» **Exercise directions**: Your copy must hold every line of the records word for word. It must hold no pictures.

» **Website and app data records**:
*** Begin section ***
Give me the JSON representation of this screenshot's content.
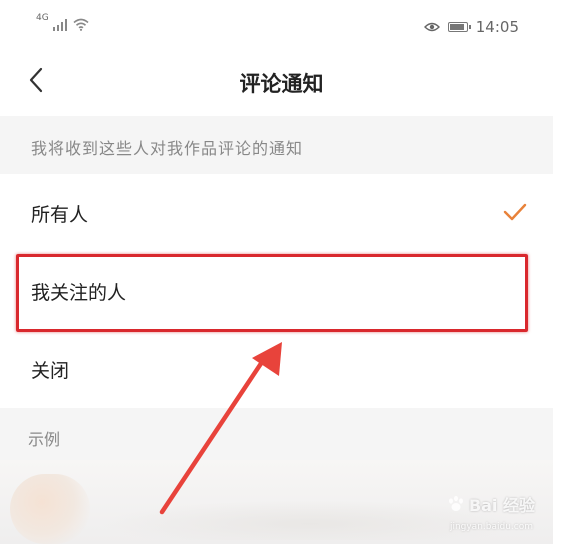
{
  "status_bar": {
    "signal_label": "4G",
    "time": "14:05",
    "icons": [
      "signal-icon",
      "wifi-icon",
      "eye-icon",
      "battery-icon"
    ]
  },
  "nav": {
    "back_icon": "chevron-left-icon",
    "title": "评论通知"
  },
  "section": {
    "header": "我将收到这些人对我作品评论的通知"
  },
  "options": [
    {
      "label": "所有人",
      "selected": true
    },
    {
      "label": "我关注的人",
      "selected": false,
      "highlighted": true
    },
    {
      "label": "关闭",
      "selected": false
    }
  ],
  "example": {
    "header": "示例"
  },
  "watermark": {
    "text": "Bai 经验",
    "sub": "jingyan.baidu.com"
  },
  "colors": {
    "accent_check": "#e8823a",
    "highlight_border": "#d9282d",
    "arrow": "#e8433b",
    "section_bg": "#f5f5f5"
  }
}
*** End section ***
» **Written response**:
Give me the JSON representation of this screenshot's content.
{
  "status_bar": {
    "signal_label": "4G",
    "time": "14:05",
    "icons": [
      "signal-icon",
      "wifi-icon",
      "eye-icon",
      "battery-icon"
    ]
  },
  "nav": {
    "back_icon": "chevron-left-icon",
    "title": "评论通知"
  },
  "section": {
    "header": "我将收到这些人对我作品评论的通知"
  },
  "options": [
    {
      "label": "所有人",
      "selected": true
    },
    {
      "label": "我关注的人",
      "selected": false,
      "highlighted": true
    },
    {
      "label": "关闭",
      "selected": false
    }
  ],
  "example": {
    "header": "示例"
  },
  "watermark": {
    "text": "Bai 经验",
    "sub": "jingyan.baidu.com"
  },
  "colors": {
    "accent_check": "#e8823a",
    "highlight_border": "#d9282d",
    "arrow": "#e8433b",
    "section_bg": "#f5f5f5"
  }
}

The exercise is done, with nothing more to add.